::: SUPPLIED MATERIAL :::

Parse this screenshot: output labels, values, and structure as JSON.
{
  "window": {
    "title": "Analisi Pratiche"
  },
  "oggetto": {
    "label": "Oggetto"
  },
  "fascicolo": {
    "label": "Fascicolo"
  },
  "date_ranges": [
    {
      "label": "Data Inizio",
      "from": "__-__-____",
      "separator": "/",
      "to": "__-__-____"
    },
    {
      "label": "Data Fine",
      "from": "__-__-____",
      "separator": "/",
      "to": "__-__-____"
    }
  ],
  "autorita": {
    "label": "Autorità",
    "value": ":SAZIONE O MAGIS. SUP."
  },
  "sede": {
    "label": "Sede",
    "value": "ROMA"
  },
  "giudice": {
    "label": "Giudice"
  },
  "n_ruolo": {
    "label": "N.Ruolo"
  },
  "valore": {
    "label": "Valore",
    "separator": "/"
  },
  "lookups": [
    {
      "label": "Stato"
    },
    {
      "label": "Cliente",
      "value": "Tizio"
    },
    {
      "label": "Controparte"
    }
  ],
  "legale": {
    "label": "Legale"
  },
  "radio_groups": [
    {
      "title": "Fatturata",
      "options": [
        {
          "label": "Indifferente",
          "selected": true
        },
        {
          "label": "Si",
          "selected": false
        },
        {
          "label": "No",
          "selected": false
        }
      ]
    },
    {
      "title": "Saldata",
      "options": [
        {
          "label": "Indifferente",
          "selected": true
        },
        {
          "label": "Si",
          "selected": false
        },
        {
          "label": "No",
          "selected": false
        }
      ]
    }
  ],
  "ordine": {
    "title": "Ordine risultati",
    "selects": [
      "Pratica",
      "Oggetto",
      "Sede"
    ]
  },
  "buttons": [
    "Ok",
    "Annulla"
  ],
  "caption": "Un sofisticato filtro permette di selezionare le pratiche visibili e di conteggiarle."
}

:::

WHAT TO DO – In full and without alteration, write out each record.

EXERCISE RESPONSE –
Parse this screenshot: output labels, values, and structure as JSON.
{
  "window": {
    "title": "Analisi Pratiche"
  },
  "oggetto": {
    "label": "Oggetto"
  },
  "fascicolo": {
    "label": "Fascicolo"
  },
  "date_ranges": [
    {
      "label": "Data Inizio",
      "from": "__-__-____",
      "separator": "/",
      "to": "__-__-____"
    },
    {
      "label": "Data Fine",
      "from": "__-__-____",
      "separator": "/",
      "to": "__-__-____"
    }
  ],
  "autorita": {
    "label": "Autorità",
    "value": ":SAZIONE O MAGIS. SUP."
  },
  "sede": {
    "label": "Sede",
    "value": "ROMA"
  },
  "giudice": {
    "label": "Giudice"
  },
  "n_ruolo": {
    "label": "N.Ruolo"
  },
  "valore": {
    "label": "Valore",
    "separator": "/"
  },
  "lookups": [
    {
      "label": "Stato"
    },
    {
      "label": "Cliente",
      "value": "Tizio"
    },
    {
      "label": "Controparte"
    }
  ],
  "legale": {
    "label": "Legale"
  },
  "radio_groups": [
    {
      "title": "Fatturata",
      "options": [
        {
          "label": "Indifferente",
          "selected": true
        },
        {
          "label": "Si",
          "selected": false
        },
        {
          "label": "No",
          "selected": false
        }
      ]
    },
    {
      "title": "Saldata",
      "options": [
        {
          "label": "Indifferente",
          "selected": true
        },
        {
          "label": "Si",
          "selected": false
        },
        {
          "label": "No",
          "selected": false
        }
      ]
    }
  ],
  "ordine": {
    "title": "Ordine risultati",
    "selects": [
      "Pratica",
      "Oggetto",
      "Sede"
    ]
  },
  "buttons": [
    "Ok",
    "Annulla"
  ],
  "caption": "Un sofisticato filtro permette di selezionare le pratiche visibili e di conteggiarle."
}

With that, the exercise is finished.